The IBM 9020 was a large, mainframe computer configured for real-time operation and programmed to handle en-route air traffic control functions at about two dozen centers across the continental United States. The 9020 consisted of three standard commercial mainframes, the IBM System/360 Model 50. All three ran in tandem to ensure high reliability. Unlike standard IBM mainframes of the day, the 9020 was programmed to operate in "real time": that is, to compute and generate results as fast as or faster than data were fed into it.

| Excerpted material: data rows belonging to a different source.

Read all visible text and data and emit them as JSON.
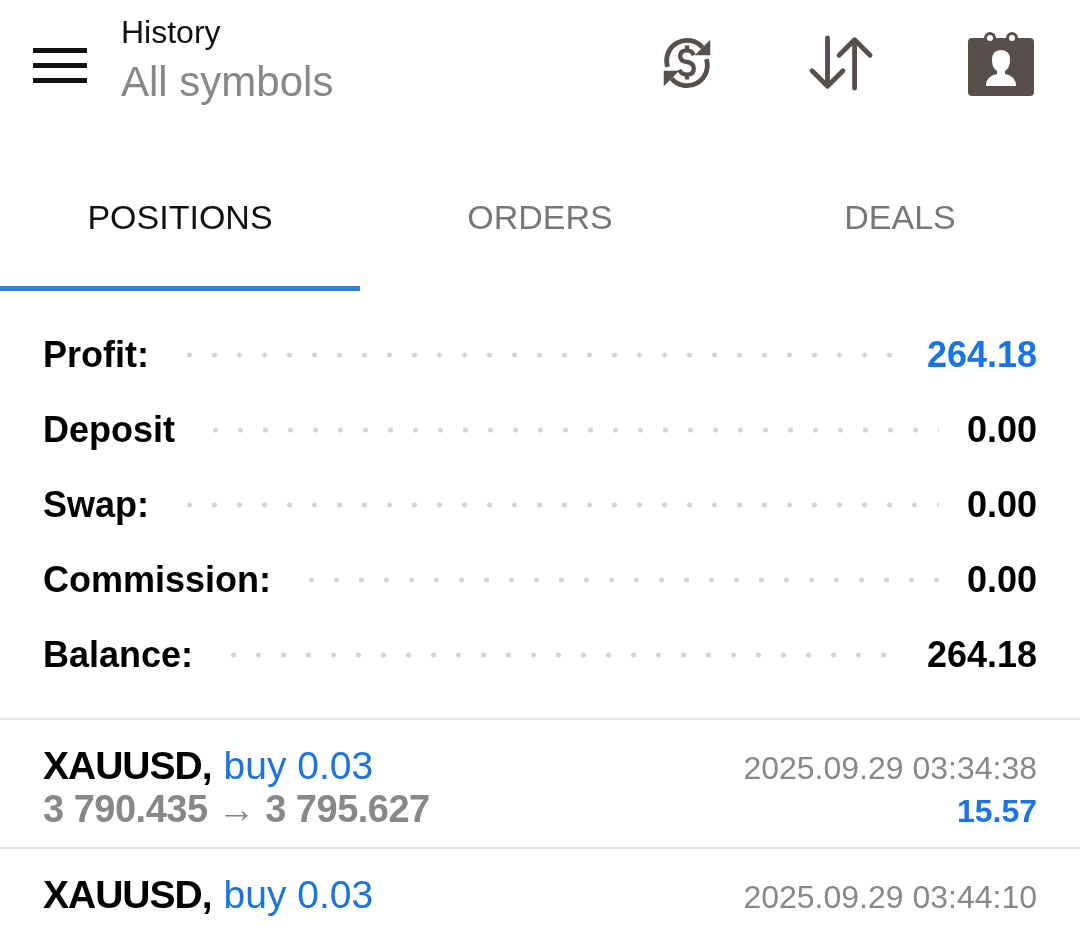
{
  "header": {
    "title": "History",
    "subtitle": "All symbols"
  },
  "tabs": [
    {
      "label": "POSITIONS",
      "selected": true
    },
    {
      "label": "ORDERS",
      "selected": false
    },
    {
      "label": "DEALS",
      "selected": false
    }
  ],
  "summary": [
    {
      "label": "Profit:",
      "value": "264.18",
      "color": "#1a73e8"
    },
    {
      "label": "Deposit",
      "value": "0.00",
      "color": "#000000"
    },
    {
      "label": "Swap:",
      "value": "0.00",
      "color": "#000000"
    },
    {
      "label": "Commission:",
      "value": "0.00",
      "color": "#000000"
    },
    {
      "label": "Balance:",
      "value": "264.18",
      "color": "#000000"
    }
  ],
  "trades": [
    {
      "symbol": "XAUUSD,",
      "side": "buy 0.03",
      "time": "2025.09.29 03:34:38",
      "prices": "3 790.435 → 3 795.627",
      "profit": "15.57"
    },
    {
      "symbol": "XAUUSD,",
      "side": "buy 0.03",
      "time": "2025.09.29 03:44:10"
    }
  ]
}
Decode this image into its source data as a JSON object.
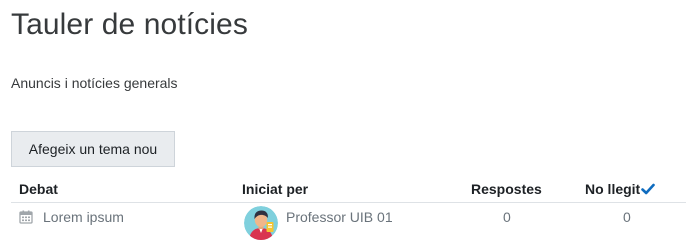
{
  "page": {
    "title": "Tauler de notícies",
    "intro": "Anuncis i notícies generals"
  },
  "actions": {
    "add_topic_label": "Afegeix un tema nou"
  },
  "table": {
    "headers": {
      "discussion": "Debat",
      "started_by": "Iniciat per",
      "replies": "Respostes",
      "unread": "No llegit"
    },
    "rows": [
      {
        "discussion": "Lorem ipsum",
        "started_by": "Professor UIB 01",
        "replies": "0",
        "unread": "0",
        "icon": "calendar-icon",
        "avatar": "user-avatar"
      }
    ]
  },
  "icons": {
    "check": "check-icon",
    "calendar": "calendar-icon"
  },
  "colors": {
    "text": "#373a3c",
    "muted": "#6a737b",
    "button_bg": "#e9ecef",
    "check": "#0f6cbf",
    "border": "#dee2e6"
  }
}
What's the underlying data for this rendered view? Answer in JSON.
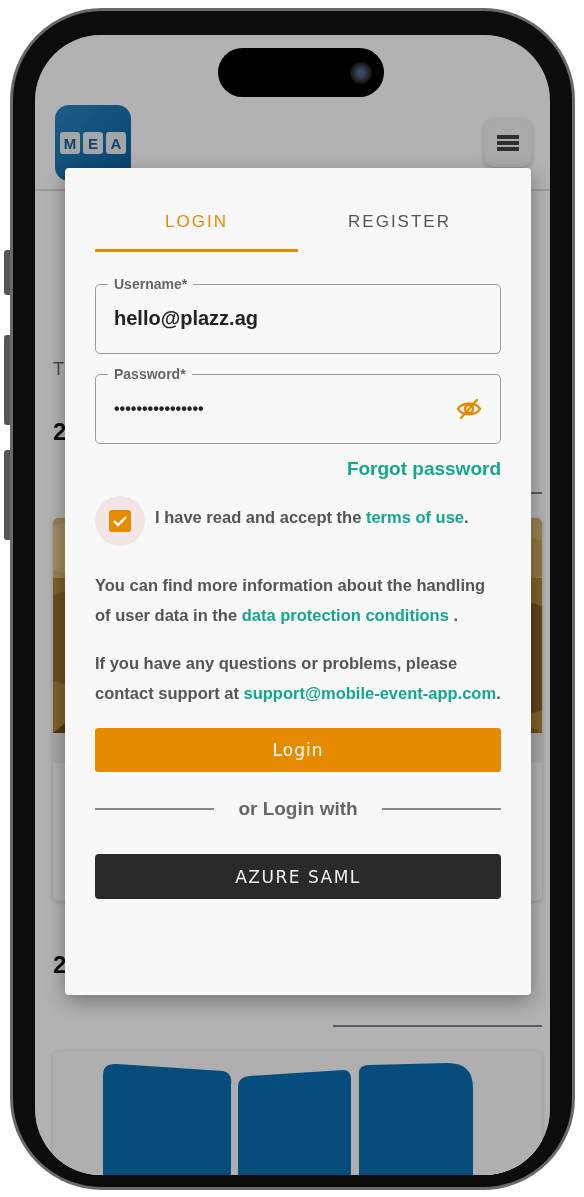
{
  "page": {
    "logo_letters": [
      "M",
      "E",
      "A"
    ],
    "intro_text": "T",
    "sections": [
      {
        "date": "2"
      },
      {
        "date": "2",
        "card": {
          "kind": "logo"
        }
      }
    ]
  },
  "login_dialog": {
    "tabs": [
      {
        "label": "LOGIN",
        "selected": true
      },
      {
        "label": "REGISTER",
        "selected": false
      }
    ],
    "fields": [
      {
        "kind": "text",
        "label": "Username*",
        "value": "hello@plazz.ag"
      },
      {
        "kind": "password",
        "label": "Password*",
        "value": "••••••••••••••••"
      }
    ],
    "forgot_link": "Forgot password",
    "terms": {
      "checked": true,
      "before": "I have read and accept the ",
      "link": "terms of use",
      "after": "."
    },
    "info": [
      {
        "before": "You can find more information about the handling of user data in the ",
        "link": "data protection conditions",
        "after": " ."
      },
      {
        "before": "If you have any questions or problems, please contact support at ",
        "link": "support@mobile-event-app.com",
        "after": "."
      }
    ],
    "login_button": "Login",
    "divider_text": "or Login with",
    "sso_buttons": [
      "AZURE SAML"
    ]
  }
}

A full system consisted of this computer coupled to air traffic controllers' consoles, with data fed into the system from long-range radar and other ground stations. IBM 9020s were in use at en-route centers from about 1967 through 1997. This system was used at the FAA en-route center in Leesburg, VA.
Transferred from the Federal Aviation Administration